For some time I have been interested in the relation between Peace Studies and the notion of consciousness and spirit. In almost all methods of reclaiming a sense of presence and beingness in the moment, there is a focus on the feeling of the body as a direct experience of the current moment or the ‘now’. We may think in terms of future and past, but when I experience the breath going into my lungs and the sensation of my feet touching the floor, I know that I AM in this moment. In 2013, when I took a two and a half month butoh course as fieldwork for my MA-thesis, I wanted to explore the technique and philosophy of butoh as an entry point into the vast territory of consciousness and the unconscious. The topic of my master thesis research became more and more centred on the connection between splits in our psyche or consciousness and the notion of transrationality.

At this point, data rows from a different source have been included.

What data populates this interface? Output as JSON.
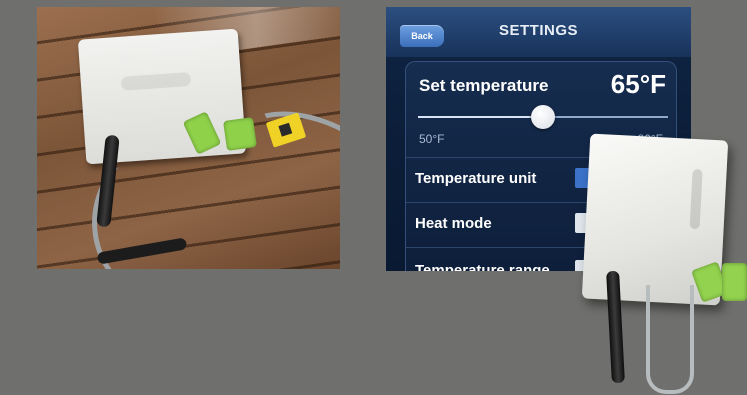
{
  "screen": {
    "back_label": "Back",
    "title": "SETTINGS"
  },
  "settings": {
    "set_temperature_label": "Set temperature",
    "set_temperature_value": "65°F",
    "slider": {
      "min_label": "50°F",
      "max_label": "80°F",
      "min": 50,
      "max": 80,
      "value": 65
    },
    "rows": [
      {
        "label": "Temperature unit",
        "toggle": "on"
      },
      {
        "label": "Heat mode",
        "toggle": "off"
      },
      {
        "label": "Temperature range",
        "toggle": "off"
      }
    ]
  },
  "colors": {
    "accent_blue": "#3c72c8",
    "background": "#6f6f6d",
    "panel": "#0f2645"
  },
  "icons": {
    "back": "back-arrow-icon"
  }
}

Butoh represented an incredibly deep philosophy and artistic expression for exploring inner dualities and the integration or transcendence of them.
Butoh means to meander, or to move as it were, in twists and turns between the realms of the living and the dead, the light and the dark
When I, together with five professional and semi-professional dancers started Butoh Laboratory, Oslo located in Norway, the idea was to build an arena for artistic research, inspired by methods of butoh- and performance work, relevant in a Norwegian context. For me the purpose has been twofold. I have wanted an arena for self-expression that went beyond the rational, academic frame. Furthermore, I have had the ambition of using findings in my academic writing, as a way of including non-rational ways of knowing. In and of itself, the idea of using butoh dance as a method of research in Peace studies and Depth psychology is a rather demanding and many would say an impossible task. One reason is that butoh dance to many is a dance style that can only be mastered by dancers growing up in the Japanese culture. Secondly, given the nature of butoh as a dance of transcendence and spirit, it seems contradictory to try to use this for once again to inform intellectual, academic work. However, if we take seriously this notion of transrational research, it is exactly the ambition to include both rational, transcendent/spiritual and physical experiences that could open new doors to knowledge creation in our field.
This connection between butoh and transrational- elicitive approaches to peace work was also emphasised by Wolfgang Dietrich in his book “Elicitive conflict transformation and the transrational shift in peace politics” (2013) claiming that butoh and similar expressive dances can be an interesting path to transformation. Building on these thoughts, I am curious as to how artistic expressions such as butoh performances can highlight hidden aspects of the unconscious and transform them.
“Butoh means to meander, or to move as it were, in twists and turns between the realms of the living and the dead, the light and the dark”, according to Ohno (2004: 205). This may sound like a morbid statement but this close affinity that you find with death in butoh has inspired a new way of approaching the elicitive approach to conflict transformation as well. To me the different layers in the elicitive approach also has this span between life and death. In fact, this notion of dark and light, death and life is nothing but mirroring us, human beings in our most honest form.